Every November 13-19 is Trans Awareness Week, an observance to educate about trans issues and commemorate our community’s progress. This year, we are reflecting on the crucial ways that peer-based support and action serve our community. Throughout history, trans folks have supported, protected, and celebrated each other.
When we talk about peer support, we are referring to the ways trans folks have watched out for one another. Access to care and support options from other trans folks has always been integral to our collective survival. Connecting with community peers improves trans well-being, reduces isolation, and reduces suicidality. That powerful impact is why we say that peer support is a political act. Together, we have built our own care structures, tools, and spaces in the absence of critical resources. These communal care structures continue to be critical to preventing crises, strengthening our interdependence, and defending trans dignity.
Another way that we defend trans dignity is by honoring those we have lost. Trans Awareness Week ends with a community day of mourning known as Trans Day of Remembrance (TDoR). TDoR is dedicated to honoring the members of our community who were taken from us by transphobic violence. Overwhelmingly, the siblings we honor on this day are BIPOC trans women—a glaring reminder of the structural racism and misogyny that defines the society we live in, and a reminder that our communal care structures should center the most marginalized members of our community.

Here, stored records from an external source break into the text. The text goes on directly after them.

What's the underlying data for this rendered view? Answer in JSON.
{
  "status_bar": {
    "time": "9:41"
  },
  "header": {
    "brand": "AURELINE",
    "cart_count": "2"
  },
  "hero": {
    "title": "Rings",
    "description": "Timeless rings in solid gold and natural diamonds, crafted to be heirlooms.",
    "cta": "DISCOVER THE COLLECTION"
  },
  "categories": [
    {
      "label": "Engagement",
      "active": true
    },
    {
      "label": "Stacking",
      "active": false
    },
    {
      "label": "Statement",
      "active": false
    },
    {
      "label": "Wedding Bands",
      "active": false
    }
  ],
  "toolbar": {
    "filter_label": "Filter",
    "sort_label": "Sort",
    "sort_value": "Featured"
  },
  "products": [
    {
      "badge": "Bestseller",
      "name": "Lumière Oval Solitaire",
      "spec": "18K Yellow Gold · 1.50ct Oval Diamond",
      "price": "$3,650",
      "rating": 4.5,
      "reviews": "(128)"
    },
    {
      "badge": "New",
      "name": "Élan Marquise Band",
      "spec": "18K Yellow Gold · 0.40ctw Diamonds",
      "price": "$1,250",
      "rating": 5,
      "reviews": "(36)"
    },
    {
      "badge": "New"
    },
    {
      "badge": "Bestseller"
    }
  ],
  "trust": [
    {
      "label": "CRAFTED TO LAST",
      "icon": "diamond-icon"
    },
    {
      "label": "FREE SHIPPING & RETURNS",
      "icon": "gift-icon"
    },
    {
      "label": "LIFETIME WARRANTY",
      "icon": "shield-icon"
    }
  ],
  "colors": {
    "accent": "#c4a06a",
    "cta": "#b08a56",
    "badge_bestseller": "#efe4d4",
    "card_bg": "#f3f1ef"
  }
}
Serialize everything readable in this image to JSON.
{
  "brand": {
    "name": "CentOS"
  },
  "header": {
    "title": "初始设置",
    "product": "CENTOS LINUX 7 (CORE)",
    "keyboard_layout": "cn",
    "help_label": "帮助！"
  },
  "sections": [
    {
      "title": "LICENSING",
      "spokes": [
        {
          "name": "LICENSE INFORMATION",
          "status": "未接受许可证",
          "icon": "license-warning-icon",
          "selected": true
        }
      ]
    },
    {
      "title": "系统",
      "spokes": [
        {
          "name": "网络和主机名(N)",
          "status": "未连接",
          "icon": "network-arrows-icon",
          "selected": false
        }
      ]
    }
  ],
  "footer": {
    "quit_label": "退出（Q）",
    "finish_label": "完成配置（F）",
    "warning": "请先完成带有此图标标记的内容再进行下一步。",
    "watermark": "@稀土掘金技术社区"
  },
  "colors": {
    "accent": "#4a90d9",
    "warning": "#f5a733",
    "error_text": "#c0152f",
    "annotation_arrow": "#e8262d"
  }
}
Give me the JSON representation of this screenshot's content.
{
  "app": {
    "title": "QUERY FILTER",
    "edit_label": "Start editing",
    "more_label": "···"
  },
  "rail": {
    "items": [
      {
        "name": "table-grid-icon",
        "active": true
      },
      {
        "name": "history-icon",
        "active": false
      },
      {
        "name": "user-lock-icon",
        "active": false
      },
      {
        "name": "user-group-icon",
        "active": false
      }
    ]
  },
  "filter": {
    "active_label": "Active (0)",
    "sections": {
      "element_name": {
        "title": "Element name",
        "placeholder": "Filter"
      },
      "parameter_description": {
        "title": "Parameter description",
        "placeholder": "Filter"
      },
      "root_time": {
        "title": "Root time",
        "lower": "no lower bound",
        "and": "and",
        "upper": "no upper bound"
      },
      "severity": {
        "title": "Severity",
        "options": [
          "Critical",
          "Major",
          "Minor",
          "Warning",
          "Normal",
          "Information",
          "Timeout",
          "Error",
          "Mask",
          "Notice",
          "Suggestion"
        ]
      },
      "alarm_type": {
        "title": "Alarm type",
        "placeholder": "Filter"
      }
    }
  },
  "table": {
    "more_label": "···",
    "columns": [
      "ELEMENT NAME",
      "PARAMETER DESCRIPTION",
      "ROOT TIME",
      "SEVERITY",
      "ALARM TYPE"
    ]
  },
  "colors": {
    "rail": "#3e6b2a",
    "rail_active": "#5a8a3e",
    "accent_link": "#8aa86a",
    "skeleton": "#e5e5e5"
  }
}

Our community has always known that the state will not save us. This fact stands out with painful clarity when we mourn the trans lives lost to police violence. The memory of those siblings moves us to action to end policing and incarceration. Abolition is necessary to achieve trans liberation and racial justice. One key way to advance that goal and to protect our community is by ending nonconsensual intervention, so that trans people can access help and crisis support without fear of police violence.
Peer support is one way that we reduce police and emergency interventions. The principle of peer support continues to drive our mission at Trans Lifeline and we are proud to be an organization created by trans people, for trans people. That peer-lens informs our work and enriches our ability to provide programs relevant to the current needs of our community. It means we understand first-hand the difficulties of being in the closet, coming out, and living openly as a trans person. We know what it’s like to navigate the social, legal, and medical aspects of transitioning. And we share the struggle of coping with transphobia and violence against our community. No matter where you are in your own gender journey, we’ll be right here alongside you throughout the ups and downs.